The Truth About Sustainability

“Beware of little expenses. A small leak will sink a great ship.” – Benjamin Franklin

Throughout my career, the term “sustainability” has become a buzz word to denote fancy, costly, and high visibility renewable energy projects. Whenever I am approached, people start talking about solar photovoltaic panels (fancy, costly, high visibility), and I respond, “Have you minimized all your waste to the point that an investment in solar panels gives you your greatest returns?” Invariably, the answer is no. While many people are well intended, they often overlook simple sustainability measures that are not fancy, costly, or high visibility, and are often mundane. Most energy and water savings I have implemented are actually very simple and low cost. But why are they often overlooked? Because people and organizations often lack the systems to identify where they may be wasting energy, water, or other natural resources.

This requires data collection over many years including modifications to systems, buildings, and operations, organizing it, and creating a tool to visualize the data to be able to act on it. While it takes time upfront to implement a system, the long-term savings from identifying waste and taking corrective measures is the greatest tool in the sustainability toolkit in my opinion. With such a tool, I have identified water leaks wasting millions of gallons and hundreds of thousands of dollars per year for example. Without such a tool, the leaks would have continued undetected. Repairing a leak is a mundane everyday task that is very low cost and not high visibility, except in the water and cost savings associated with it.

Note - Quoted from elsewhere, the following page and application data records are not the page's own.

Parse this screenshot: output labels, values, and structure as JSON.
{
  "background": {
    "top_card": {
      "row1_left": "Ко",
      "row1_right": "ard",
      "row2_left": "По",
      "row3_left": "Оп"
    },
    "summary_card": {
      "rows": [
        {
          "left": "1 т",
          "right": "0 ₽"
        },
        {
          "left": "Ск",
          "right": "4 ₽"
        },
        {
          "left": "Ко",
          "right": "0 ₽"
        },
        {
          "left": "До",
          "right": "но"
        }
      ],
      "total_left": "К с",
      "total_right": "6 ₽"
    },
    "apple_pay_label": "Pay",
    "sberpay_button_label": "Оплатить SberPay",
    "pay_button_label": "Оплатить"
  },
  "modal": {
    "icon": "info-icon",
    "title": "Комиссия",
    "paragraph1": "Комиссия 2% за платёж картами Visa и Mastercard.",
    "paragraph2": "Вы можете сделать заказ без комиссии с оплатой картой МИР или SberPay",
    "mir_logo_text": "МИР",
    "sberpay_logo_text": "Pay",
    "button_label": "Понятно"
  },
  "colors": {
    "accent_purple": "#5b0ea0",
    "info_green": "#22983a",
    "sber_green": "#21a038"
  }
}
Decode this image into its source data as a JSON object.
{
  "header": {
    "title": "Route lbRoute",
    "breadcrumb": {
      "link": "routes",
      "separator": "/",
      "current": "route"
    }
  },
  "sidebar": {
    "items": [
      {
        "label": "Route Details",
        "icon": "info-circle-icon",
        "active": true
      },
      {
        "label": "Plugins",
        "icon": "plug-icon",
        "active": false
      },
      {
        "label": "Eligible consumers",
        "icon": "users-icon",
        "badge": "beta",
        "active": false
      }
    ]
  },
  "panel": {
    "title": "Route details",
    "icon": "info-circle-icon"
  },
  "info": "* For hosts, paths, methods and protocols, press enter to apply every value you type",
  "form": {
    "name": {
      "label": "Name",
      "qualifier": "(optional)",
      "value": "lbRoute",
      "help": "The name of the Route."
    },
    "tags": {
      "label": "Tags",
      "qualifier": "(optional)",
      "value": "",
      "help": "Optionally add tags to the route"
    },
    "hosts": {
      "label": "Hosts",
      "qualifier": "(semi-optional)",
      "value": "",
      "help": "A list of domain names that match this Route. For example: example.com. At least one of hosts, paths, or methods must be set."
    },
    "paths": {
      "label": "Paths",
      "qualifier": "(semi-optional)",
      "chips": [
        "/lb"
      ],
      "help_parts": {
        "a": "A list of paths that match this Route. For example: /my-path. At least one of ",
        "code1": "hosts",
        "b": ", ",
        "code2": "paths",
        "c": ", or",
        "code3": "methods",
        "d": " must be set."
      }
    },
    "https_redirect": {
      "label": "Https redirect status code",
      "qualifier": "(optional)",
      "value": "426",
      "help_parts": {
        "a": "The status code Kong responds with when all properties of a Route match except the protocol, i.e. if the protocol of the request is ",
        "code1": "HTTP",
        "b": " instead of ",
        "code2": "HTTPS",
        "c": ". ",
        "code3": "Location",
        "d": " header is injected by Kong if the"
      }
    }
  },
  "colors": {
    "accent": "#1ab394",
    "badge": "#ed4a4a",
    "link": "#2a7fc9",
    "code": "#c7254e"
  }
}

This was my motivation to create Aletheia Analytica. Too often in the sustainability world, people get carried away with buzz words, fancy technology, and high visibility items, without looking into the data to see the story it is telling. By collecting and analyzing the data, we can tell the story of past consumption and take corrective actions in the present to shape the future.